__TASK STATEMENT__. When you repeat the records, keep every word exact and drop each picture.

Dataset rows for apps and sites:
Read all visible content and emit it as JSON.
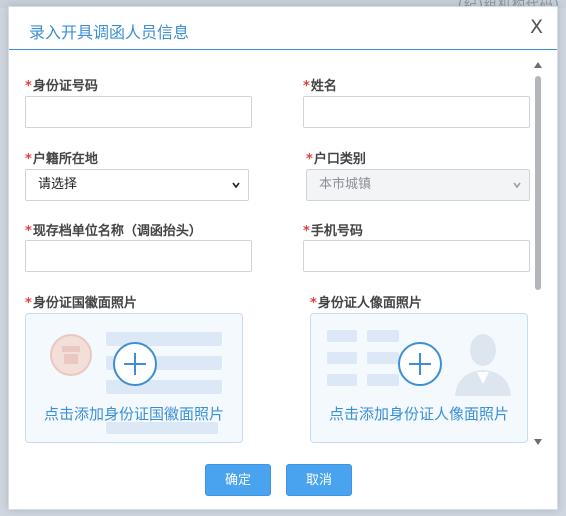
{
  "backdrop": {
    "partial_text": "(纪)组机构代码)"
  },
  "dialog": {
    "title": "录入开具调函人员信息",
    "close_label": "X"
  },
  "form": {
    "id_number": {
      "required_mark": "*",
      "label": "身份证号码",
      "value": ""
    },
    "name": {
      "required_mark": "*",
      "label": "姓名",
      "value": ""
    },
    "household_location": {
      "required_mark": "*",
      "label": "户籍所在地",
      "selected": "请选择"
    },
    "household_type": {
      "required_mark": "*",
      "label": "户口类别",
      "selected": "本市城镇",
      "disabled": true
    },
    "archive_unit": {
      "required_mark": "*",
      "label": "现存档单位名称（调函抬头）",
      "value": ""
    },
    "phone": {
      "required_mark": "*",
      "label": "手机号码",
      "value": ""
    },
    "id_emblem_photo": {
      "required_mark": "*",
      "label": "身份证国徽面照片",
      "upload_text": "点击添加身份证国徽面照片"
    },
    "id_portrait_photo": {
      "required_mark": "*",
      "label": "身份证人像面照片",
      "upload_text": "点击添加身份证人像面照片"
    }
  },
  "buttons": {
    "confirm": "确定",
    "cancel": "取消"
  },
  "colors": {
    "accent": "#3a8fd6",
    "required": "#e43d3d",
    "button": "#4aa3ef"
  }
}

__EXERCISE RESULT__.
Read all visible content and emit it as JSON.
{
  "backdrop": {
    "partial_text": "(纪)组机构代码)"
  },
  "dialog": {
    "title": "录入开具调函人员信息",
    "close_label": "X"
  },
  "form": {
    "id_number": {
      "required_mark": "*",
      "label": "身份证号码",
      "value": ""
    },
    "name": {
      "required_mark": "*",
      "label": "姓名",
      "value": ""
    },
    "household_location": {
      "required_mark": "*",
      "label": "户籍所在地",
      "selected": "请选择"
    },
    "household_type": {
      "required_mark": "*",
      "label": "户口类别",
      "selected": "本市城镇",
      "disabled": true
    },
    "archive_unit": {
      "required_mark": "*",
      "label": "现存档单位名称（调函抬头）",
      "value": ""
    },
    "phone": {
      "required_mark": "*",
      "label": "手机号码",
      "value": ""
    },
    "id_emblem_photo": {
      "required_mark": "*",
      "label": "身份证国徽面照片",
      "upload_text": "点击添加身份证国徽面照片"
    },
    "id_portrait_photo": {
      "required_mark": "*",
      "label": "身份证人像面照片",
      "upload_text": "点击添加身份证人像面照片"
    }
  },
  "buttons": {
    "confirm": "确定",
    "cancel": "取消"
  },
  "colors": {
    "accent": "#3a8fd6",
    "required": "#e43d3d",
    "button": "#4aa3ef"
  }
}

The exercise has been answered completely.